◆ WHAT NEEDS TO BE DONE ◆
Type out each entry exactly.
*** DATA IN THIS EXERCISE Section Begins ***
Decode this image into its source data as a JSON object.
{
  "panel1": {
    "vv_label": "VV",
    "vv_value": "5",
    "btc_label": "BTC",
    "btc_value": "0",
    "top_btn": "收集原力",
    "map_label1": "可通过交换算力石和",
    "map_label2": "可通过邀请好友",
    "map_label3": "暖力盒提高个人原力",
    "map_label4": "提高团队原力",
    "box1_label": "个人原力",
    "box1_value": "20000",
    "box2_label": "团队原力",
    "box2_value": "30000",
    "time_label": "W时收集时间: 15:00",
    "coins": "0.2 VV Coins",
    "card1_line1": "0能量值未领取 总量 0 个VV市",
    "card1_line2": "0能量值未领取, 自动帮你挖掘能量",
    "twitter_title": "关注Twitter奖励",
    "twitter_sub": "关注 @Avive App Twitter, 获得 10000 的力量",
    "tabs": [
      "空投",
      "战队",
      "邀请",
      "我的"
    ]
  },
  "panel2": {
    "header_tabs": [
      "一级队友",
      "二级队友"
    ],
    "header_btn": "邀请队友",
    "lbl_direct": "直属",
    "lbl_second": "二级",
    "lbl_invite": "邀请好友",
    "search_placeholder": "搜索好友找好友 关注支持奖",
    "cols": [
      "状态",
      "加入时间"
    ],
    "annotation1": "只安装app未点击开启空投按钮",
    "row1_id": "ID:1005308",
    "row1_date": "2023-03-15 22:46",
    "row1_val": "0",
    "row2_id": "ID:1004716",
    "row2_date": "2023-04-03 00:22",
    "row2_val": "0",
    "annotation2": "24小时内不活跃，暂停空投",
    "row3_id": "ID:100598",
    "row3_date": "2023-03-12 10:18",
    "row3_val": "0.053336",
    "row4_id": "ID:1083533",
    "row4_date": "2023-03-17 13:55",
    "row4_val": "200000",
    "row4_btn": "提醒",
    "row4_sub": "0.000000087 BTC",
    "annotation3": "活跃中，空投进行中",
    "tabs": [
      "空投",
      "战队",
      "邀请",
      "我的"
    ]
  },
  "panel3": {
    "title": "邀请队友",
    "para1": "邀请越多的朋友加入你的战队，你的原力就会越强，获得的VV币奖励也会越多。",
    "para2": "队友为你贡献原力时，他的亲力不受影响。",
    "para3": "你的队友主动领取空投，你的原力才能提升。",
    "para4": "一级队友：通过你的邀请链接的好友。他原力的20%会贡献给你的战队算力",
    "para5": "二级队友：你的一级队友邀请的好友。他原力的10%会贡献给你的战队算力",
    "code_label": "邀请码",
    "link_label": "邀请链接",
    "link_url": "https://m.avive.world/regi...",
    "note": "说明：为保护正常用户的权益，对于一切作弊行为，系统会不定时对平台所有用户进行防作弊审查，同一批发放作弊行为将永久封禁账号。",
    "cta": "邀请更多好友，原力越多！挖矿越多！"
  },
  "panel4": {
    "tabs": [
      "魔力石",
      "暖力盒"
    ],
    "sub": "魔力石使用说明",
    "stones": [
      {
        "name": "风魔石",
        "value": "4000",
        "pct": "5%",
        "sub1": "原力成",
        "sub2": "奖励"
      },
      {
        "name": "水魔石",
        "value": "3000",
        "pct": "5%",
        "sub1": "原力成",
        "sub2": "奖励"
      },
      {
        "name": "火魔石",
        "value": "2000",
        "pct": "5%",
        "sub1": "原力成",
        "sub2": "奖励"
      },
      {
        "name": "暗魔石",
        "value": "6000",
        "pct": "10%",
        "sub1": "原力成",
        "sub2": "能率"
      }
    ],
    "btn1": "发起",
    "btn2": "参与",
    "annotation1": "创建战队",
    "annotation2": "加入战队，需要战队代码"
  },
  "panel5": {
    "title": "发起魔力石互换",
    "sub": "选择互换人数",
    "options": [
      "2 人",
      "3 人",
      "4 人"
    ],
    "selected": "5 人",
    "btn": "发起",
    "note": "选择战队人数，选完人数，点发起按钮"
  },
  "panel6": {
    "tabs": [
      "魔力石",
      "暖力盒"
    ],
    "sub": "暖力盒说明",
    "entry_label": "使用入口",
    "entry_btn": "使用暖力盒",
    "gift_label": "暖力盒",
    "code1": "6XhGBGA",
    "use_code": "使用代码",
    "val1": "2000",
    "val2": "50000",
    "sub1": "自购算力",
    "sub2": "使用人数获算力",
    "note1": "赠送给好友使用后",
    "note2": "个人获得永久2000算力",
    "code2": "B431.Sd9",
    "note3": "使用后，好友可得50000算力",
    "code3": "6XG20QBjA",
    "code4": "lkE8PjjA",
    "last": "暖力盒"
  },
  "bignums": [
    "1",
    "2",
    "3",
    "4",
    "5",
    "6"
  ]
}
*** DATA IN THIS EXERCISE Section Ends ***
◆ EXPECTED OUTPUT ◆
Decode this image into its source data as a JSON object.
{
  "panel1": {
    "vv_label": "VV",
    "vv_value": "5",
    "btc_label": "BTC",
    "btc_value": "0",
    "top_btn": "收集原力",
    "map_label1": "可通过交换算力石和",
    "map_label2": "可通过邀请好友",
    "map_label3": "暖力盒提高个人原力",
    "map_label4": "提高团队原力",
    "box1_label": "个人原力",
    "box1_value": "20000",
    "box2_label": "团队原力",
    "box2_value": "30000",
    "time_label": "W时收集时间: 15:00",
    "coins": "0.2 VV Coins",
    "card1_line1": "0能量值未领取 总量 0 个VV市",
    "card1_line2": "0能量值未领取, 自动帮你挖掘能量",
    "twitter_title": "关注Twitter奖励",
    "twitter_sub": "关注 @Avive App Twitter, 获得 10000 的力量",
    "tabs": [
      "空投",
      "战队",
      "邀请",
      "我的"
    ]
  },
  "panel2": {
    "header_tabs": [
      "一级队友",
      "二级队友"
    ],
    "header_btn": "邀请队友",
    "lbl_direct": "直属",
    "lbl_second": "二级",
    "lbl_invite": "邀请好友",
    "search_placeholder": "搜索好友找好友 关注支持奖",
    "cols": [
      "状态",
      "加入时间"
    ],
    "annotation1": "只安装app未点击开启空投按钮",
    "row1_id": "ID:1005308",
    "row1_date": "2023-03-15 22:46",
    "row1_val": "0",
    "row2_id": "ID:1004716",
    "row2_date": "2023-04-03 00:22",
    "row2_val": "0",
    "annotation2": "24小时内不活跃，暂停空投",
    "row3_id": "ID:100598",
    "row3_date": "2023-03-12 10:18",
    "row3_val": "0.053336",
    "row4_id": "ID:1083533",
    "row4_date": "2023-03-17 13:55",
    "row4_val": "200000",
    "row4_btn": "提醒",
    "row4_sub": "0.000000087 BTC",
    "annotation3": "活跃中，空投进行中",
    "tabs": [
      "空投",
      "战队",
      "邀请",
      "我的"
    ]
  },
  "panel3": {
    "title": "邀请队友",
    "para1": "邀请越多的朋友加入你的战队，你的原力就会越强，获得的VV币奖励也会越多。",
    "para2": "队友为你贡献原力时，他的亲力不受影响。",
    "para3": "你的队友主动领取空投，你的原力才能提升。",
    "para4": "一级队友：通过你的邀请链接的好友。他原力的20%会贡献给你的战队算力",
    "para5": "二级队友：你的一级队友邀请的好友。他原力的10%会贡献给你的战队算力",
    "code_label": "邀请码",
    "link_label": "邀请链接",
    "link_url": "https://m.avive.world/regi...",
    "note": "说明：为保护正常用户的权益，对于一切作弊行为，系统会不定时对平台所有用户进行防作弊审查，同一批发放作弊行为将永久封禁账号。",
    "cta": "邀请更多好友，原力越多！挖矿越多！"
  },
  "panel4": {
    "tabs": [
      "魔力石",
      "暖力盒"
    ],
    "sub": "魔力石使用说明",
    "stones": [
      {
        "name": "风魔石",
        "value": "4000",
        "pct": "5%",
        "sub1": "原力成",
        "sub2": "奖励"
      },
      {
        "name": "水魔石",
        "value": "3000",
        "pct": "5%",
        "sub1": "原力成",
        "sub2": "奖励"
      },
      {
        "name": "火魔石",
        "value": "2000",
        "pct": "5%",
        "sub1": "原力成",
        "sub2": "奖励"
      },
      {
        "name": "暗魔石",
        "value": "6000",
        "pct": "10%",
        "sub1": "原力成",
        "sub2": "能率"
      }
    ],
    "btn1": "发起",
    "btn2": "参与",
    "annotation1": "创建战队",
    "annotation2": "加入战队，需要战队代码"
  },
  "panel5": {
    "title": "发起魔力石互换",
    "sub": "选择互换人数",
    "options": [
      "2 人",
      "3 人",
      "4 人"
    ],
    "selected": "5 人",
    "btn": "发起",
    "note": "选择战队人数，选完人数，点发起按钮"
  },
  "panel6": {
    "tabs": [
      "魔力石",
      "暖力盒"
    ],
    "sub": "暖力盒说明",
    "entry_label": "使用入口",
    "entry_btn": "使用暖力盒",
    "gift_label": "暖力盒",
    "code1": "6XhGBGA",
    "use_code": "使用代码",
    "val1": "2000",
    "val2": "50000",
    "sub1": "自购算力",
    "sub2": "使用人数获算力",
    "note1": "赠送给好友使用后",
    "note2": "个人获得永久2000算力",
    "code2": "B431.Sd9",
    "note3": "使用后，好友可得50000算力",
    "code3": "6XG20QBjA",
    "code4": "lkE8PjjA",
    "last": "暖力盒"
  },
  "bignums": [
    "1",
    "2",
    "3",
    "4",
    "5",
    "6"
  ]
}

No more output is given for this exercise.